You’ve got a spare hour before a big exam. How should you spend it? It seems napping is just as effective as revising, and could even have a longer-lasting impact. Repeatedly revising information to learn it makes sense. “Any kind of reactivation of a memory trace will lead to it being strengthened and reconsolidated,” says James Cousins at the Duke-NUS Medical School in Singapore. “With any memory, the more you recall it, the stronger the memory trace.” However, sleep is also thought to be vital for memory. A good night’s sleep seems to help our brains consolidate what we’ve learned in the day, and learning anything when you’re not well rested is tricky. Many people swear by a quick afternoon kip.
So if you’ve got an hour free, is it better to nap or revise? Cousins, along with Michael Chee and their colleagues, also at Duke-NUS Medical School, set out to compare the two options. The team mocked-up a real student experience, and had 72 volunteers sit through presentations of about 12 different species of ants and crabs. The participants were asked to learn all about these animals, including their diets and habitats, for example. After 80 minutes of this, the students were given an hour to either watch a film, have a nap, or revise what they had just learned. After this hour, they had another 80 minutes of learning. Then they had to sit an exam in which they were asked 360 questions about the ants and the crabs.
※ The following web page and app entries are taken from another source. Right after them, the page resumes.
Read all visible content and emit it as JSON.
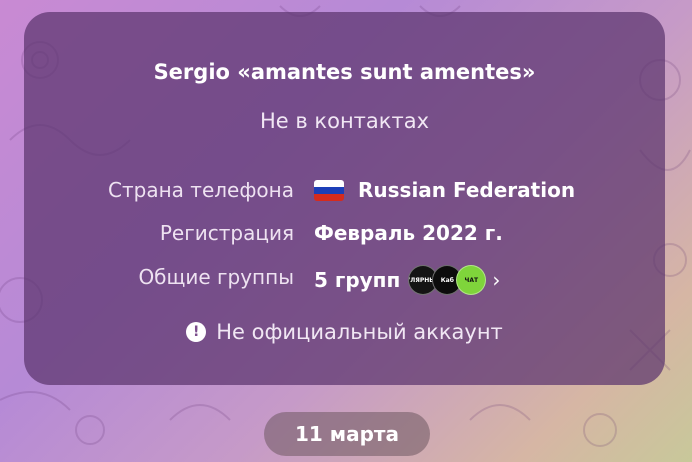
{
  "card": {
    "title": "Sergio «amantes sunt amentes»",
    "subtitle": "Не в контактах",
    "rows": [
      {
        "label": "Страна телефона",
        "value": "Russian Federation",
        "flag_icon": "russia-flag-icon"
      },
      {
        "label": "Регистрация",
        "value": "Февраль 2022 г."
      },
      {
        "label": "Общие группы",
        "value": "5 групп"
      }
    ],
    "group_avatars": [
      {
        "text": "ПОПУЛЯРНЫЙ ЧАТ",
        "bg": "#141414"
      },
      {
        "text": "Каб",
        "bg": "#0c0c0c"
      },
      {
        "text": "ЧАТ",
        "bg": "#7fd43b"
      }
    ],
    "warning_icon": "exclamation-circle-icon",
    "warning": "Не официальный аккаунт"
  },
  "date_separator": "11 марта",
  "colors": {
    "card_bg": "#5c346e",
    "flag_white": "#ffffff",
    "flag_blue": "#1c3fb8",
    "flag_red": "#d52b1e"
  }
}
The napping group got the best scores,” says Cousins, whose work was presented at the Society for Neuroscienceannual meeting in San Diego, California.
Cousins and his colleagues called the volunteers back for another test a week later. The nappers scored the highest in this test, too. And while the crammers significantly outperformed the movie-viewers on the first test, they lost their edge in the second test — there was no significant difference in the two groups’ scores a week later. “It could indicate that cramming information might be good in the short term, but in the long run, the benefits might not be that great,” says Cousins.
However, Cousins is holding back on drawing definitive conclusions from his work — while the nappers were significantly better than film watchers, and crammers and film-watchers were statistically as bad as each other, the difference between the nappers and crammers did not come out as statistically significant. So until the team has conducted bigger studies, the evidence suggests napping is at least as effective as cramming, and might be better.
Napping in the lab
Cousins’ team isn’t sure why napping might be so beneficial. It’s possible that some memories are laid down in the brain during a short sleep, or more likely, a refreshing rest can leave you better able to learn. “It could be that what the nap is doing is making them more alert,” says Gareth Gaskell at the University of York in the UK. “It’s an interesting question, but we need more research,” he says. Either way, the team are embracing afternoon napping. “There’s a natural dip in alertness at around 3 pm,” says Cousins. “I would say take a nap then. We do it in our lab.” Some members have futons in their offices, he says, while others nod off at their desks. “Napping is encouraged.” And Cousins has some advice for students: “Don’t stress yourself out just cramming some information into your head,” he says. “Taking a nap is just as good.”